What is being asked |
Determine how many of the lines below include "Indicadores", then respond with that number and no other text.

Data records |
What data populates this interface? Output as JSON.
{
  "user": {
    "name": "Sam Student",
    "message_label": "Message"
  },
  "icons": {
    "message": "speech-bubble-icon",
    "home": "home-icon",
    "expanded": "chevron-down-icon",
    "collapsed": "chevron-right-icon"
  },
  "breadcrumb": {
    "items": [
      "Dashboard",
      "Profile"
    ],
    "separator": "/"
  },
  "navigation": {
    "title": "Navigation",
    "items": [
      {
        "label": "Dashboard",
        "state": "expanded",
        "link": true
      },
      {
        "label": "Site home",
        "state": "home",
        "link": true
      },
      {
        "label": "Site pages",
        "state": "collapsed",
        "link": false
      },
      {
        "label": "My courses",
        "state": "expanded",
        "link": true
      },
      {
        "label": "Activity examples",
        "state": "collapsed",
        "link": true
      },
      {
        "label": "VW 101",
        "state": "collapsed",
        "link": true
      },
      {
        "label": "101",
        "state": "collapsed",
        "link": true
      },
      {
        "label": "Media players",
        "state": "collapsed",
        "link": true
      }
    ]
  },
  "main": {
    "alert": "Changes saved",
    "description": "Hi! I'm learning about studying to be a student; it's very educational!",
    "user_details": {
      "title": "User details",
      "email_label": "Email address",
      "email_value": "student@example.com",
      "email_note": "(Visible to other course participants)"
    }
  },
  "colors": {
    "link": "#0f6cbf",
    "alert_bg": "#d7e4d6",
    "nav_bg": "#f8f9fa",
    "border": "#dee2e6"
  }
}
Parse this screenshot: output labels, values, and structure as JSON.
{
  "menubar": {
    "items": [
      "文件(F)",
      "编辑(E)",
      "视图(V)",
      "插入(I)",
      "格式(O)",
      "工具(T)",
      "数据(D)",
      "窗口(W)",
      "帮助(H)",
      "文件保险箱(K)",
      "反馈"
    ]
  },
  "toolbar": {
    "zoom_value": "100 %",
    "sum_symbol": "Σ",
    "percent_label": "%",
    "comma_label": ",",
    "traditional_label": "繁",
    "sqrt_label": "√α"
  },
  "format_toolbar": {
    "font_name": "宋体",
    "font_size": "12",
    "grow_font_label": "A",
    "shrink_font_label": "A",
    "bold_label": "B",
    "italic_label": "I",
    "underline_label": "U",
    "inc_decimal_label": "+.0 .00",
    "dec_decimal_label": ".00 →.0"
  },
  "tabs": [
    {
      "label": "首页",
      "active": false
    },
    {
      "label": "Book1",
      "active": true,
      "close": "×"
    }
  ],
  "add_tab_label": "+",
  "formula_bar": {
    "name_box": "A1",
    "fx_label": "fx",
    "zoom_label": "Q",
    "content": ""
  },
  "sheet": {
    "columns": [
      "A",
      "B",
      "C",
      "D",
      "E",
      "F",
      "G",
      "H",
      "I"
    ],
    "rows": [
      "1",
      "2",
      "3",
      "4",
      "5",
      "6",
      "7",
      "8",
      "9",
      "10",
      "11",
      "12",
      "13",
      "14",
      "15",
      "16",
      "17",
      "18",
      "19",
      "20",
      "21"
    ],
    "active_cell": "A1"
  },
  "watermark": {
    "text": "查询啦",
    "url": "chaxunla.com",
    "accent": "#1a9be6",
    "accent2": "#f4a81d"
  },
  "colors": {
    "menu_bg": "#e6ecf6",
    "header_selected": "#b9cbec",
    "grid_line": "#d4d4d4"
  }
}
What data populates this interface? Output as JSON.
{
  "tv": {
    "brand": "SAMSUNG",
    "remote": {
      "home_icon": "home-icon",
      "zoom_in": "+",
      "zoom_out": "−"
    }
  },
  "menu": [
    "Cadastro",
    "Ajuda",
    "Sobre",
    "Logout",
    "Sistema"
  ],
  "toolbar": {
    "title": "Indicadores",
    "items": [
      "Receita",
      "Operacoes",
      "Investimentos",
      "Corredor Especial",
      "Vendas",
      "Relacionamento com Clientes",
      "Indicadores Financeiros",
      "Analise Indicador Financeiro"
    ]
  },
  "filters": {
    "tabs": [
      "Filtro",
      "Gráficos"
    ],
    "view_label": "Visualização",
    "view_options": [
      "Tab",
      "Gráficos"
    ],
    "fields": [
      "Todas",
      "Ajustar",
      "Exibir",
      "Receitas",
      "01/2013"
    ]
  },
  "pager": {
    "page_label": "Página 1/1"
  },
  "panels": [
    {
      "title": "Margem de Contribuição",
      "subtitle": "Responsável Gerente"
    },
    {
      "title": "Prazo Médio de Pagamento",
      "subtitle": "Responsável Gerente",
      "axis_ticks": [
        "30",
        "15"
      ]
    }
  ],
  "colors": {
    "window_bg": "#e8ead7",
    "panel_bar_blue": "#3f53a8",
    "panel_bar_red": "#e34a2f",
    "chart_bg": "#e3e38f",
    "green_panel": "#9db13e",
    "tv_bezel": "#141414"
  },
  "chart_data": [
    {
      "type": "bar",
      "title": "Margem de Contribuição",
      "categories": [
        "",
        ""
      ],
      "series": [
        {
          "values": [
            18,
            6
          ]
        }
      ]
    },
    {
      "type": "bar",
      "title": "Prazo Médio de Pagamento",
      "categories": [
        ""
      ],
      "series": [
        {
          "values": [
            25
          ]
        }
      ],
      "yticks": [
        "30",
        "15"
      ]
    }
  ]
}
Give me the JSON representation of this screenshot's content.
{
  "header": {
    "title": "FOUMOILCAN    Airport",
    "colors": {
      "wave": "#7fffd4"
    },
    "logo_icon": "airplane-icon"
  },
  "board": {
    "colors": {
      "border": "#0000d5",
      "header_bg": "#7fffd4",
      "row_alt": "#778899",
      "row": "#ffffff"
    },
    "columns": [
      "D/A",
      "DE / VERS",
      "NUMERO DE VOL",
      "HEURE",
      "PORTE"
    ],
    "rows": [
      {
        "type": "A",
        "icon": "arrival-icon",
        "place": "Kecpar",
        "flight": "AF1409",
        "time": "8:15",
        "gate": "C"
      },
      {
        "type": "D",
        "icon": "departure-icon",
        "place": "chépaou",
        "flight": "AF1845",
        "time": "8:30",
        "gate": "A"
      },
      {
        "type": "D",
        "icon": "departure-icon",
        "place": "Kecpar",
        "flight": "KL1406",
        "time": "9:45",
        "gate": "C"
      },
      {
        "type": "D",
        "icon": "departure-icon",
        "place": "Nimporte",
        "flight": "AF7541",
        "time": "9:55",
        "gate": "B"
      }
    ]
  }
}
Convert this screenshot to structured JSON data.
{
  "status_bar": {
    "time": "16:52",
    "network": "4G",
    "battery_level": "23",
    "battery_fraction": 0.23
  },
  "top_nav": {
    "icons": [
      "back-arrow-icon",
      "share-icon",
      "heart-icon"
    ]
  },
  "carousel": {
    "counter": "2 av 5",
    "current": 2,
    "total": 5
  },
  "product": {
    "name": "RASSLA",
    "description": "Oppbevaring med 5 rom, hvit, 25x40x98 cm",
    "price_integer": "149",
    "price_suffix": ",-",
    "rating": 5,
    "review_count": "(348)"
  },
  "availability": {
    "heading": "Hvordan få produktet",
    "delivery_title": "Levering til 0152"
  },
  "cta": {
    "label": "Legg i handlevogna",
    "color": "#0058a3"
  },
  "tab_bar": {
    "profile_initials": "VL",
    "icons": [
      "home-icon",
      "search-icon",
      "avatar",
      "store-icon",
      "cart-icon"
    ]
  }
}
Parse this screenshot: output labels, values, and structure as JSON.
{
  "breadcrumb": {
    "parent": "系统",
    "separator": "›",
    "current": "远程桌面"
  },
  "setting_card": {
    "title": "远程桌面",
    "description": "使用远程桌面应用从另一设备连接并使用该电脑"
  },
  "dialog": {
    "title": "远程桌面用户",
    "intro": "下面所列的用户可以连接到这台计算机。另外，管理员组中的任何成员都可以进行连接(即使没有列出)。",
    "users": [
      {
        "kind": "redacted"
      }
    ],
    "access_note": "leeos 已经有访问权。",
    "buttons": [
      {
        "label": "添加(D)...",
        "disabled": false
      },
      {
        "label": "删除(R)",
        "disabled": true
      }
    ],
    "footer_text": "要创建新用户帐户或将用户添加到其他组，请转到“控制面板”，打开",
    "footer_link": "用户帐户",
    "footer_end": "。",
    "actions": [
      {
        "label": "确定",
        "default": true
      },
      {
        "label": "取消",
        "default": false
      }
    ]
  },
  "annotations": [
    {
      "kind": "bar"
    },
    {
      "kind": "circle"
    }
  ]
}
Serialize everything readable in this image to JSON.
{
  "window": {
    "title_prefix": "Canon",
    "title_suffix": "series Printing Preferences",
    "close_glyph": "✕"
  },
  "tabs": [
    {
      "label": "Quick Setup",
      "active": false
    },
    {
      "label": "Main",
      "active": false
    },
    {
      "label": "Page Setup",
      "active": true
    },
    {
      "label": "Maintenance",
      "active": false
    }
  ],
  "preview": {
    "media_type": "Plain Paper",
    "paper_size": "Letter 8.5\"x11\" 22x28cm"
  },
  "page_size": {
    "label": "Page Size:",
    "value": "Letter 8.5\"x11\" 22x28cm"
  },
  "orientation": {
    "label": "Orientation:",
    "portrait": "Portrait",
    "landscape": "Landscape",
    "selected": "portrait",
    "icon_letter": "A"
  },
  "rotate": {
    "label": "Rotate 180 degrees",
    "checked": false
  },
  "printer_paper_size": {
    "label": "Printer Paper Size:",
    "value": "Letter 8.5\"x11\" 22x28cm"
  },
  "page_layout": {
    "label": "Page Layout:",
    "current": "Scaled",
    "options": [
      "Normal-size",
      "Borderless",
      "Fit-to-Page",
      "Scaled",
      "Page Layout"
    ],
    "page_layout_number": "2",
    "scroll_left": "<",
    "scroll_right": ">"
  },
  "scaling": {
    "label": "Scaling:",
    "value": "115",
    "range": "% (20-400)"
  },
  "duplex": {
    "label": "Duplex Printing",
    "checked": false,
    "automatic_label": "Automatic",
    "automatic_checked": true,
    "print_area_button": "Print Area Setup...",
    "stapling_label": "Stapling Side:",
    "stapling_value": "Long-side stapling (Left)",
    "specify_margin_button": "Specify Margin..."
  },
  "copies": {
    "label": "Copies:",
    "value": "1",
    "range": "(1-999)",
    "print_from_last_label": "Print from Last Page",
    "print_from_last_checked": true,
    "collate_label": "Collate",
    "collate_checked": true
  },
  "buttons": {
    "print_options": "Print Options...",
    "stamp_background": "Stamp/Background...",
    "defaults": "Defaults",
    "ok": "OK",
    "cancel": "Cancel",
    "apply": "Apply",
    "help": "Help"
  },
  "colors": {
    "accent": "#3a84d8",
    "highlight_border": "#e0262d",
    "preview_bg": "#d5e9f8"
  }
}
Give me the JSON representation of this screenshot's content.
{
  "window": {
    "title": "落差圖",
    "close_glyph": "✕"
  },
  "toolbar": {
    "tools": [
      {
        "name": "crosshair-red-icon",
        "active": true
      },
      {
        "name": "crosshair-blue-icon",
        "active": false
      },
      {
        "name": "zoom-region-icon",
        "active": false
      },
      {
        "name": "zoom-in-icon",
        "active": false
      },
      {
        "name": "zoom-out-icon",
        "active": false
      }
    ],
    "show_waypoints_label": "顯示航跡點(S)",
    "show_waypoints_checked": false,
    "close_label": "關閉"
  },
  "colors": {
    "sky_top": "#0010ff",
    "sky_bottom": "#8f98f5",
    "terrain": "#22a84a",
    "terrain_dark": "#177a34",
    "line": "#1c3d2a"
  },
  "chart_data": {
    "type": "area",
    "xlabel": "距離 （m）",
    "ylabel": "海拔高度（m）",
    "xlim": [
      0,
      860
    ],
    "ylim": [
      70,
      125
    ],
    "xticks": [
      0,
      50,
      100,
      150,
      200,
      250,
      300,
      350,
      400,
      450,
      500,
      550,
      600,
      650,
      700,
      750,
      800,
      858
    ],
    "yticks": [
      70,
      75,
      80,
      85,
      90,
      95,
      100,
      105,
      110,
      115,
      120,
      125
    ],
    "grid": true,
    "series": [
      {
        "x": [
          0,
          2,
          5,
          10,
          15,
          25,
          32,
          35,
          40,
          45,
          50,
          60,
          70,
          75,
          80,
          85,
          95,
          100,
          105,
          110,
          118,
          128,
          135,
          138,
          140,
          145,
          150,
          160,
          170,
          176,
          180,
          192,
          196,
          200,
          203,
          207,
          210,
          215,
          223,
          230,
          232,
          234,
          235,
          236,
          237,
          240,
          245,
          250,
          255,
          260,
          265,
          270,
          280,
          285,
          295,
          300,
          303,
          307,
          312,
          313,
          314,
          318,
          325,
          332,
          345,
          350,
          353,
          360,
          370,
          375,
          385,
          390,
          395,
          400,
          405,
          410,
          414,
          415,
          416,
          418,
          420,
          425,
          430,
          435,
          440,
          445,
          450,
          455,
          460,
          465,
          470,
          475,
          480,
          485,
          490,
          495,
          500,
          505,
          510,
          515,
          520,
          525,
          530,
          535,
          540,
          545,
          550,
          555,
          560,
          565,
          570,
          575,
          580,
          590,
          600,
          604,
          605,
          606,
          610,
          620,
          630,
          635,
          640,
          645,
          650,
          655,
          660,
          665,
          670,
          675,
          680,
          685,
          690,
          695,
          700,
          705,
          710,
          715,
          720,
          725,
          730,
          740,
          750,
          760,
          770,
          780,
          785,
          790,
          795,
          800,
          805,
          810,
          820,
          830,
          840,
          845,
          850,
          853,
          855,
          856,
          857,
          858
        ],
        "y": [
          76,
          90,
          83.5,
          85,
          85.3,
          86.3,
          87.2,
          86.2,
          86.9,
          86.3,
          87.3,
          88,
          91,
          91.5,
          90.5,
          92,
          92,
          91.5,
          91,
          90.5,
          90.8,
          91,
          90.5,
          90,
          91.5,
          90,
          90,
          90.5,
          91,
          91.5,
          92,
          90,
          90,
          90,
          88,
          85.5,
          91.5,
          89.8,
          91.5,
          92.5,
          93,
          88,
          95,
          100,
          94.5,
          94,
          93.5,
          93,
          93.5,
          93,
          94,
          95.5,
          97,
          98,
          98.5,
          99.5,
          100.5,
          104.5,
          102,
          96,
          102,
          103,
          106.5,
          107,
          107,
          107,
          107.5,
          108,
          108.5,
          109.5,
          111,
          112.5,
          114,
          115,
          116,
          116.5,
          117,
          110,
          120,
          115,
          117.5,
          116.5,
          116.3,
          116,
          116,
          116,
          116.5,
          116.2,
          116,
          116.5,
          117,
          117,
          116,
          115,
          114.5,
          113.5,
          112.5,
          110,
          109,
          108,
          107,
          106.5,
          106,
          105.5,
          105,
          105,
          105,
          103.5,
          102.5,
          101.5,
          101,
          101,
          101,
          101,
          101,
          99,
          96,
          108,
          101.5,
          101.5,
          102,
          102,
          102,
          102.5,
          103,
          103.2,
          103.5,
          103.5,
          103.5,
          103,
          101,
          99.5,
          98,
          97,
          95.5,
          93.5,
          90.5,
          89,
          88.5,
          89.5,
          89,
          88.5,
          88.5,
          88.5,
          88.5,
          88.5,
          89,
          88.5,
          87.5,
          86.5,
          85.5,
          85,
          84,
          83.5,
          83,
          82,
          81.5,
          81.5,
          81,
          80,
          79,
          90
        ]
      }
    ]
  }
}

Answer to the problem |
2